Recently, like many of you, I've had some trouble getting websites listed on the AOL owned “Open Directory Project” known as Dmoz.

So, looking back at a post written by Oatmeal which explains how to get 20 .gov links in 20 minutes I wondered if the same was possible for Dmoz…

After very little searching I soon discovered that the

main search function of Dmoz is vulnerable.

This means malicious users could easily place HTML code into the search form input box and manipulate the markup on the site (aka Cross Site Scripting or XSS).

Here’s a proof of concept showing how you would link to example.com with the anchor text as “Look, I made a link”:

http://www.dmoz.org/search?q=%3Ch1%3E%3Ca+href%3D%22http%3A%2F%2Fexample.com%22%3ELook%2C+I+made+a+link%3C%2Fa%3E%3C/h1%3E

View the compromised page (screenshot)

To make this affective, you would simply need to swap out the domain and the anchor text and (in theory) you would have to link to them from various other websites for them to eventually get indexed and start passing link juice for things like PageRank.

This is not the first time that Dmoz has been subject to such a flaw, as in 2007 they were subject to a similar XSS vulnerability in their blog search.

There are many well established ways Dmoz could fix this (aside from fixing their site code) on the server but they have chosen not to. I’m not sure why.

Is there any SEO value in these type of links? It’s uncertain.

Is there a security risk? Yes, definitely.

Dmoz is not the only site to ever become subject to an XSS exploit, twitter has been vulnerable plenty of times, but by golly they fixed it.

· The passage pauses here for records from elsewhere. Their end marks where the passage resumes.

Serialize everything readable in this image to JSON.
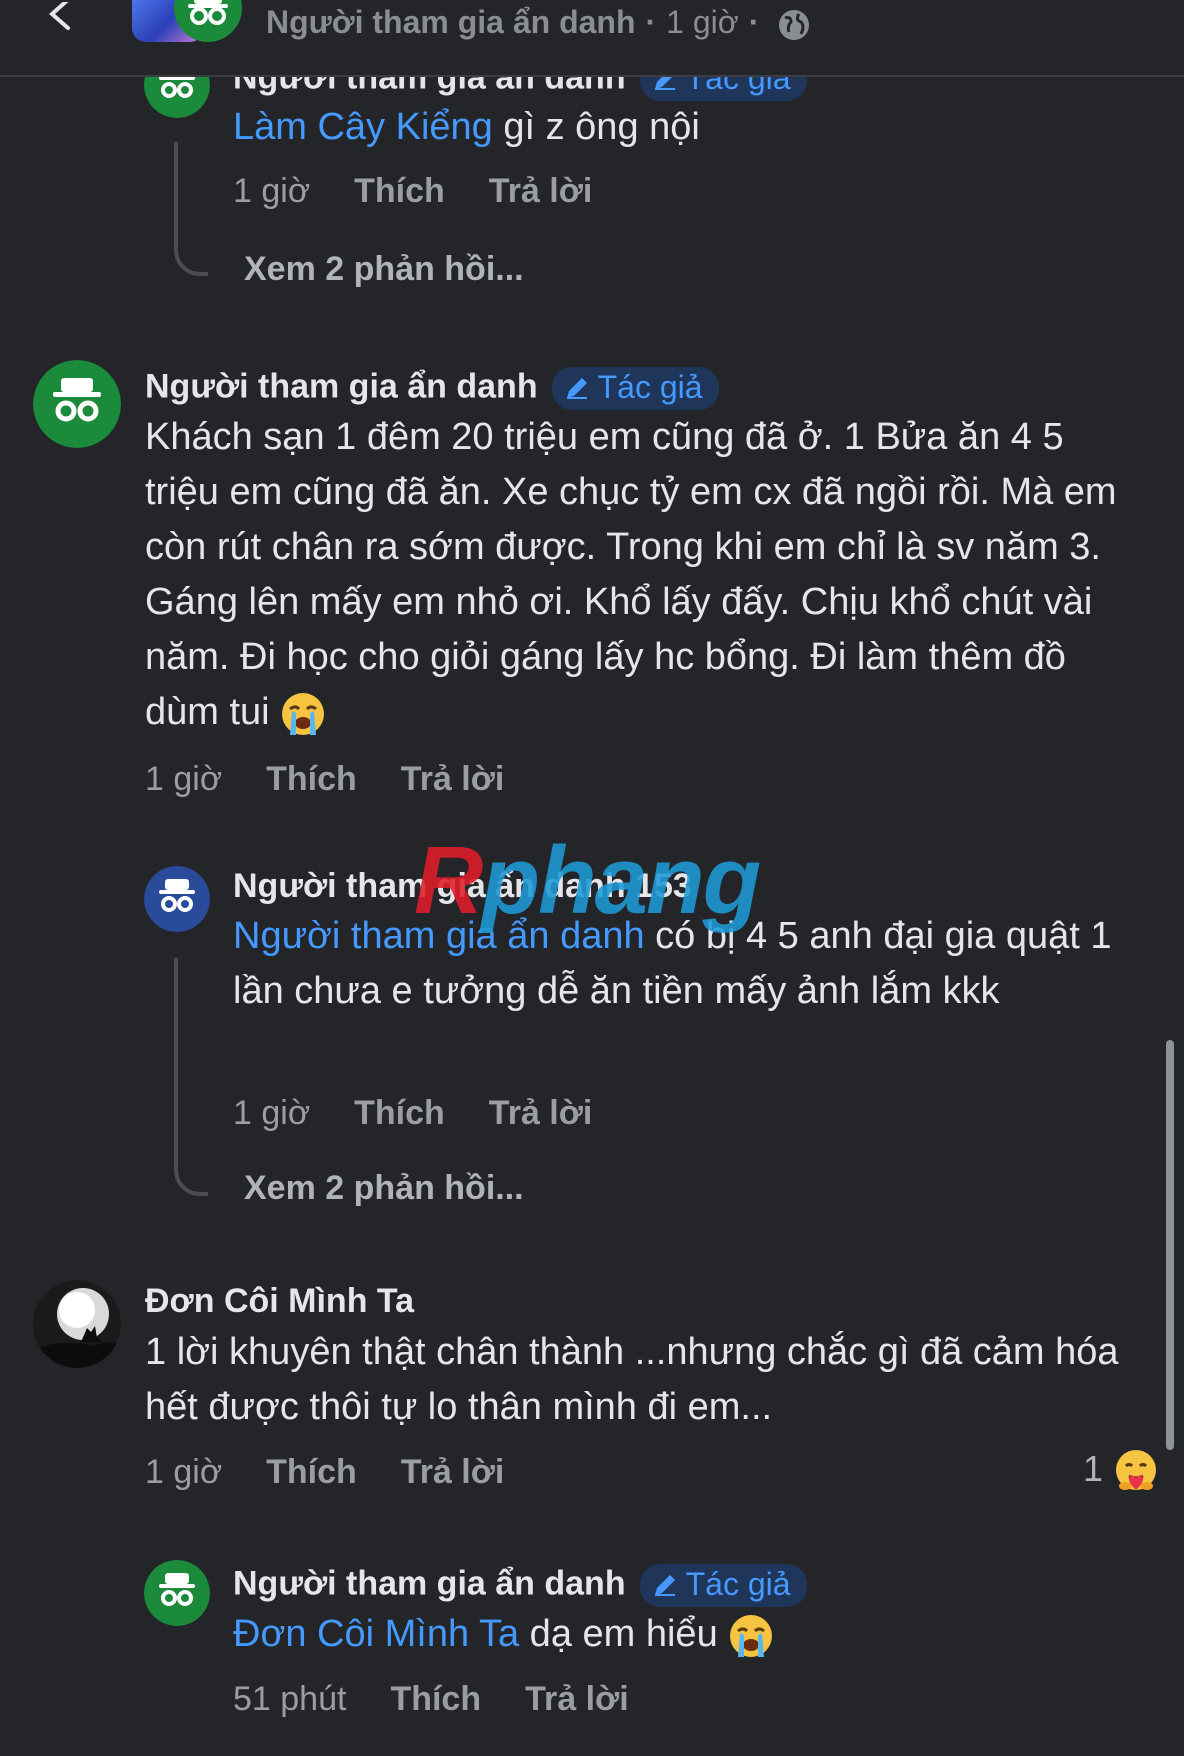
{
  "header": {
    "title": "Người tham gia ẩn danh",
    "time": "1 giờ",
    "separator": "·",
    "icons": [
      "back-icon",
      "incognito-icon",
      "globe-icon",
      "more-icon"
    ]
  },
  "labels": {
    "author_badge": "Tác giả",
    "like": "Thích",
    "reply": "Trả lời"
  },
  "comments": [
    {
      "name": "Người tham gia ẩn danh",
      "is_author": true,
      "mention": "Làm Cây Kiểng",
      "text": " gì z ông nội",
      "time": "1 giờ",
      "view_replies": "Xem 2 phản hồi..."
    },
    {
      "name": "Người tham gia ẩn danh",
      "is_author": true,
      "text": "Khách sạn 1 đêm 20 triệu em cũng đã ở. 1 Bửa ăn 4 5 triệu em cũng đã ăn. Xe chục tỷ em cx đã ngồi rồi. Mà em còn rút chân ra sớm được. Trong khi em chỉ là sv năm 3. Gáng lên mấy em nhỏ ơi. Khổ lấy đấy. Chịu khổ chút vài năm. Đi học cho giỏi gáng lấy hc bổng. Đi làm thêm đồ dùm tui",
      "time": "1 giờ"
    },
    {
      "name": "Người tham gia ẩn danh 153",
      "mention": "Người tham gia ẩn danh",
      "text": " có bị 4 5 anh đại gia quật 1 lần chưa e tưởng dễ ăn tiền mấy ảnh lắm kkk",
      "time": "1 giờ",
      "view_replies": "Xem 2 phản hồi..."
    },
    {
      "name": "Đơn Côi Mình Ta",
      "text": "1 lời khuyên thật chân thành ...nhưng chắc gì đã cảm hóa hết được thôi tự lo thân mình đi em...",
      "time": "1 giờ",
      "reaction_count": "1"
    },
    {
      "name": "Người tham gia ẩn danh",
      "is_author": true,
      "mention": "Đơn Côi Mình Ta",
      "text": " dạ em hiểu",
      "time": "51 phút"
    }
  ],
  "watermark": {
    "part1": "R",
    "part2": "phang"
  },
  "colors": {
    "background": "#232529",
    "text": "#e4e6eb",
    "link": "#4599ff",
    "badge_bg": "#1f3559",
    "muted": "#9a9da2",
    "avatar_green": "#1b8a3b"
  }
}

Will Dmoz pull their finger out or is he dead, jim?

Note: Dmoz Staff were unavailable for comment at time of publication (email address was unreachable).